We believe that as Web-based applications replace closed information systems, transactions will cross more and more organizational boundaries, often magnifying latent flaws in existing trust relationships. For example, consider the U.S. Social Security Administration's ill-fated attempt to put its records on the Web. Each American worker has a trust relationship with the SSA regarding his or her pensions, sealed by the "secrecy" of his or her Social Security Number, mother's maiden name, and birth state. For decades, those were the keys to obtaining one's Personal Earnings and Benefit Estimate Statement (PEBES). When the exact same interface was reflected on the Web, however, nationwide outrage erupted over the perceived loss of privacy, resulting in a hurried shutdown and "reevaluation" [Garfinkel, 1997].
In this case, fast and easy HTTP access has raised the potential for large-scale abuse not present in the existing postal system. The SSA is ensconced in a trust relationship that is not represented by a corresponding secret, so cryptography cannot solve their problem. Computers can alter the equation only by substituting the explicit power of cryptography for the implicit power of psychology. The irony is that they do share one secret record with each worker: that worker's earnings history -- which is why workers request a PEBES in the first place!
In the end, there will have to be a more secure way of accessing such records -- perhaps with a digital identity certificate corresponding to today's Social Security Card. Such precautions may even strengthen how the "traditional" paper system works. Cryptography can offer much stronger proofs than traditional means, so trust relationships will tend to be cemented with shared secrets that enable those protocols, such as PIN numbers, shared keys, and credentials.
Web publishers, administrators, and readers will all need infrastructure "to help users decide what to trust on the Web" [Khare, 1997]. This paper represents a call to arms to the parties who have a role in bringing this vision to fruition:

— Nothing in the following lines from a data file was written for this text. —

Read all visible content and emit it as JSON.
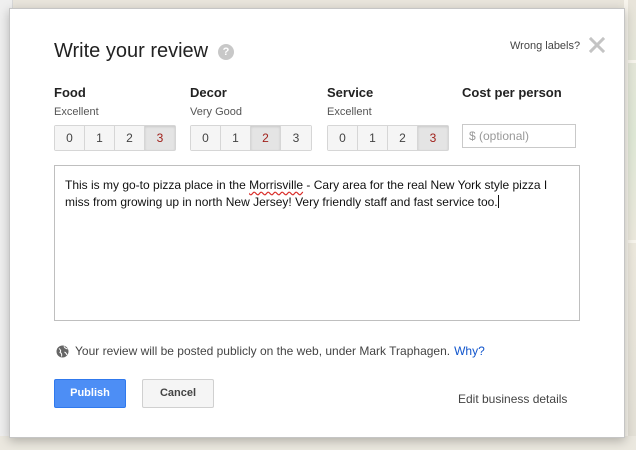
{
  "dialog": {
    "title": "Write your review",
    "help_icon": "question-icon",
    "wrong_labels": "Wrong labels?",
    "close_icon": "close-x-icon"
  },
  "categories": [
    {
      "title": "Food",
      "rating_label": "Excellent",
      "options": [
        "0",
        "1",
        "2",
        "3"
      ],
      "selected": "3"
    },
    {
      "title": "Decor",
      "rating_label": "Very Good",
      "options": [
        "0",
        "1",
        "2",
        "3"
      ],
      "selected": "2"
    },
    {
      "title": "Service",
      "rating_label": "Excellent",
      "options": [
        "0",
        "1",
        "2",
        "3"
      ],
      "selected": "3"
    }
  ],
  "cost": {
    "title": "Cost per person",
    "placeholder": "$ (optional)"
  },
  "review": {
    "text_part1": "This is my go-to pizza place in the ",
    "text_misspelled": "Morrisville",
    "text_part2": " - Cary area for the real New York style pizza I miss from growing up in north New Jersey! Very friendly staff and fast service too."
  },
  "notice": {
    "icon": "globe-icon",
    "text": "Your review will be posted publicly on the web, under Mark Traphagen.",
    "link": "Why?"
  },
  "actions": {
    "publish": "Publish",
    "cancel": "Cancel",
    "edit_business": "Edit business details"
  },
  "colors": {
    "publish_bg": "#4d8ef5",
    "selected_rating_text": "#a1211b",
    "link": "#1155cc"
  }
}
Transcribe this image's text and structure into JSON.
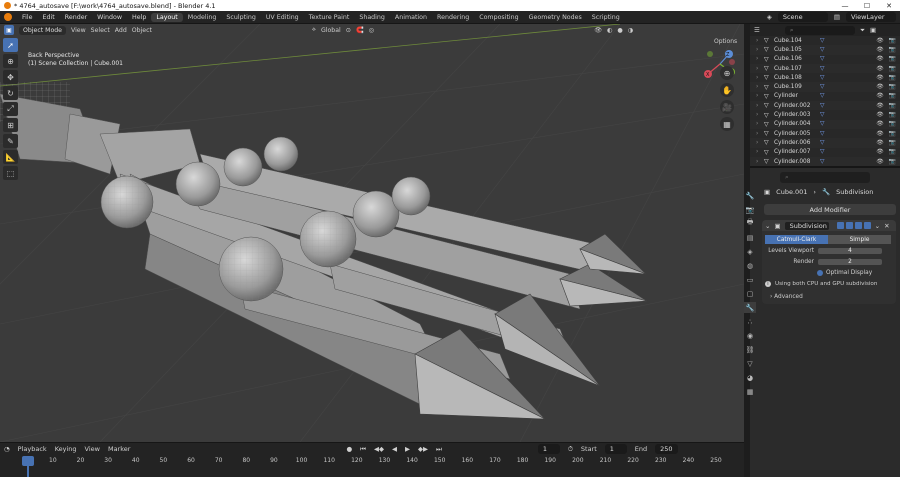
{
  "window": {
    "title": "* 4764_autosave [F:\\work\\4764_autosave.blend] - Blender 4.1",
    "minimize": "—",
    "maximize": "☐",
    "close": "✕"
  },
  "menus": [
    "File",
    "Edit",
    "Render",
    "Window",
    "Help"
  ],
  "workspaces": [
    "Layout",
    "Modeling",
    "Sculpting",
    "UV Editing",
    "Texture Paint",
    "Shading",
    "Animation",
    "Rendering",
    "Compositing",
    "Geometry Nodes",
    "Scripting"
  ],
  "active_workspace": "Layout",
  "scene": {
    "label": "Scene",
    "view_layer": "ViewLayer"
  },
  "viewport": {
    "mode": "Object Mode",
    "menus": [
      "View",
      "Select",
      "Add",
      "Object"
    ],
    "orientation": "Global",
    "options": "Options",
    "info_line1": "Back Perspective",
    "info_line2": "(1) Scene Collection | Cube.001",
    "axis_x": "X",
    "axis_y": "Y",
    "axis_z": "Z"
  },
  "outliner": {
    "items": [
      {
        "name": "Cube.104",
        "mod": true
      },
      {
        "name": "Cube.105",
        "mod": true
      },
      {
        "name": "Cube.106",
        "mod": true
      },
      {
        "name": "Cube.107",
        "mod": true
      },
      {
        "name": "Cube.108",
        "mod": true
      },
      {
        "name": "Cube.109",
        "mod": true
      },
      {
        "name": "Cylinder",
        "mod": true
      },
      {
        "name": "Cylinder.002",
        "mod": true
      },
      {
        "name": "Cylinder.003",
        "mod": true
      },
      {
        "name": "Cylinder.004",
        "mod": true
      },
      {
        "name": "Cylinder.005",
        "mod": true
      },
      {
        "name": "Cylinder.006",
        "mod": true
      },
      {
        "name": "Cylinder.007",
        "mod": true
      },
      {
        "name": "Cylinder.008",
        "mod": true
      }
    ]
  },
  "properties": {
    "breadcrumb_object": "Cube.001",
    "breadcrumb_modifier": "Subdivision",
    "add_modifier": "Add Modifier",
    "modifier_name": "Subdivision",
    "catmull": "Catmull-Clark",
    "simple": "Simple",
    "levels_viewport_label": "Levels Viewport",
    "levels_viewport": "4",
    "render_label": "Render",
    "render": "2",
    "optimal_display": "Optimal Display",
    "info": "Using both CPU and GPU subdivision",
    "advanced": "Advanced"
  },
  "timeline": {
    "menus": [
      "Playback",
      "Keying",
      "View",
      "Marker"
    ],
    "current": "1",
    "start_label": "Start",
    "start": "1",
    "end_label": "End",
    "end": "250",
    "ticks": [
      "10",
      "20",
      "30",
      "40",
      "50",
      "60",
      "70",
      "80",
      "90",
      "100",
      "110",
      "120",
      "130",
      "140",
      "150",
      "160",
      "170",
      "180",
      "190",
      "200",
      "210",
      "220",
      "230",
      "240",
      "250"
    ]
  },
  "colors": {
    "accent": "#4772b3",
    "brand": "#e87d0d",
    "viewport_bg": "#3b3b3b"
  }
}
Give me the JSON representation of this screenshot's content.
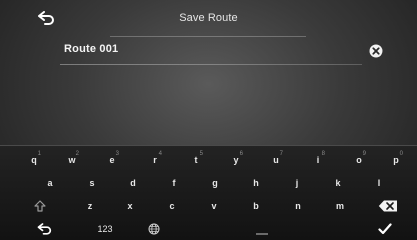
{
  "header": {
    "title": "Save Route"
  },
  "route": {
    "name_value": "Route 001"
  },
  "keyboard": {
    "row1": [
      {
        "label": "q",
        "alt": "1"
      },
      {
        "label": "w",
        "alt": "2"
      },
      {
        "label": "e",
        "alt": "3"
      },
      {
        "label": "r",
        "alt": "4"
      },
      {
        "label": "t",
        "alt": "5"
      },
      {
        "label": "y",
        "alt": "6"
      },
      {
        "label": "u",
        "alt": "7"
      },
      {
        "label": "i",
        "alt": "8"
      },
      {
        "label": "o",
        "alt": "9"
      },
      {
        "label": "p",
        "alt": "0"
      }
    ],
    "row2": [
      "a",
      "s",
      "d",
      "f",
      "g",
      "h",
      "j",
      "k",
      "l"
    ],
    "row3": [
      "z",
      "x",
      "c",
      "v",
      "b",
      "n",
      "m"
    ],
    "numbers_label": "123",
    "icons": {
      "back": "back-arrow-icon",
      "clear": "clear-icon",
      "shift": "shift-icon",
      "backspace": "backspace-icon",
      "globe": "globe-icon",
      "enter": "checkmark-icon",
      "space": "space-bar"
    }
  }
}
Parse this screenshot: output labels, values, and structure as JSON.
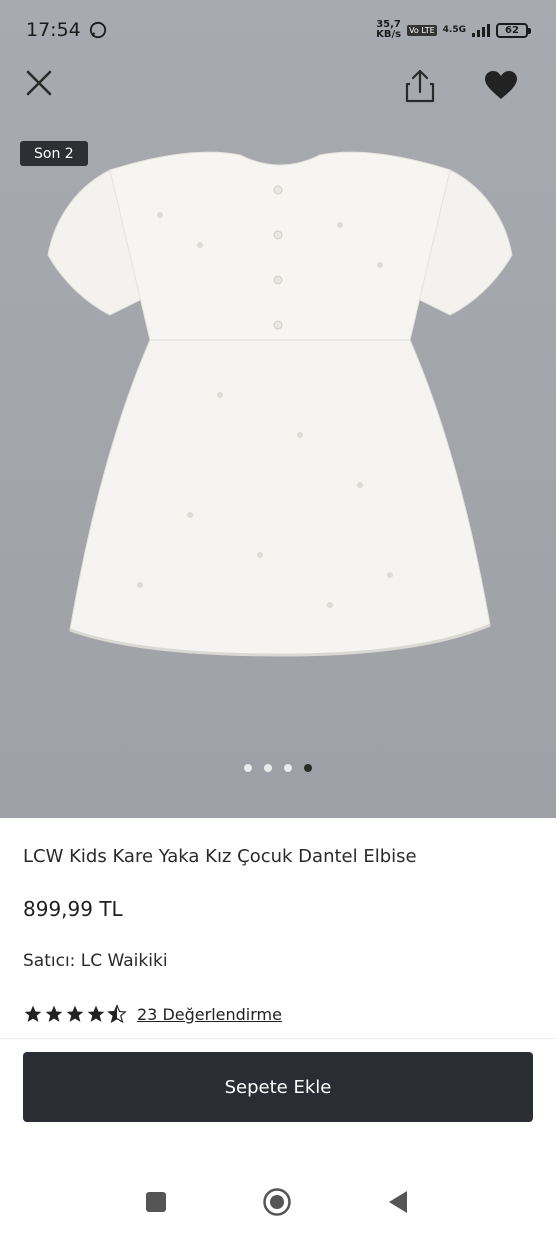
{
  "status": {
    "time": "17:54",
    "net_speed_value": "35,7",
    "net_speed_unit": "KB/s",
    "volte": "Vo LTE",
    "network": "4.5G",
    "battery": "62"
  },
  "gallery": {
    "badge": "Son 2",
    "image_count": 4,
    "active_index": 3
  },
  "product": {
    "title": "LCW Kids Kare Yaka Kız Çocuk Dantel Elbise",
    "price": "899,99 TL",
    "seller": "Satıcı: LC Waikiki",
    "rating": 4.5,
    "reviews": "23 Değerlendirme"
  },
  "cta": {
    "label": "Sepete Ekle"
  },
  "colors": {
    "cta_bg": "#2a2d33",
    "badge_bg": "#2d2f33",
    "gallery_bg": "#a3a7ac"
  },
  "icons": [
    "close-icon",
    "share-icon",
    "heart-icon",
    "star-icon",
    "square-icon",
    "home-circle-icon",
    "back-triangle-icon",
    "whatsapp-icon"
  ]
}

If we all work together, automatable Trust Management could indeed weave a World Wide Web of Trust, spun from the filaments of our faith in one another.
Mr. Khare's work was sponsored by the Defense Advanced Research Projects Agency and Air Force Research Laboratory, Air Force Materiel Command, USAF, under agreement number F30602-97-2-0021. He would also like to thank MCI Internet Architecture for its support in this research.
Mr. Rifkin's work was supported under the Caltech Infospheres Project, sponsored by the CISE directorate of the National Science Foundation under Problem Solving Environments grant CCR-9527130 and by the NSF Center for Research on Parallel Computation under Cooperative Agreement Number CCR-9120008.
Rohit Khare, firstname.lastname@example.org
Rohit Khare joined the
Ph.D. program in computer science at the University of California,
Irvine in Fall 1997, after serving as a member of the MCI Internet
Architecture staff. He was previously on the technical staff of the
World Wide Web Consortium at MIT, where he focused on security and
electronic commerce issues. He has been involved in the development of
cryptographic software tools and Web-related standards development.
Rohit received a B.S. in Engineering and Applied Science and in
Economics from California Institute of Technology in 1995.
Adam Rifkin, adam at xent dot com
Adam Rifkin received his B.S. and M.S. in Computer Science from the College of William and Mary. He is presently pursuing a Ph.D. in computer science at the California Institute of Technology, where he works with the Caltech Infospheres Project on the composition of active distributed objects. He has done Internet consulting and performed research with several organizations, including Canon, Hewlett-Packard, Griffiss Air Force Base, and the NASA-Langley Research Center.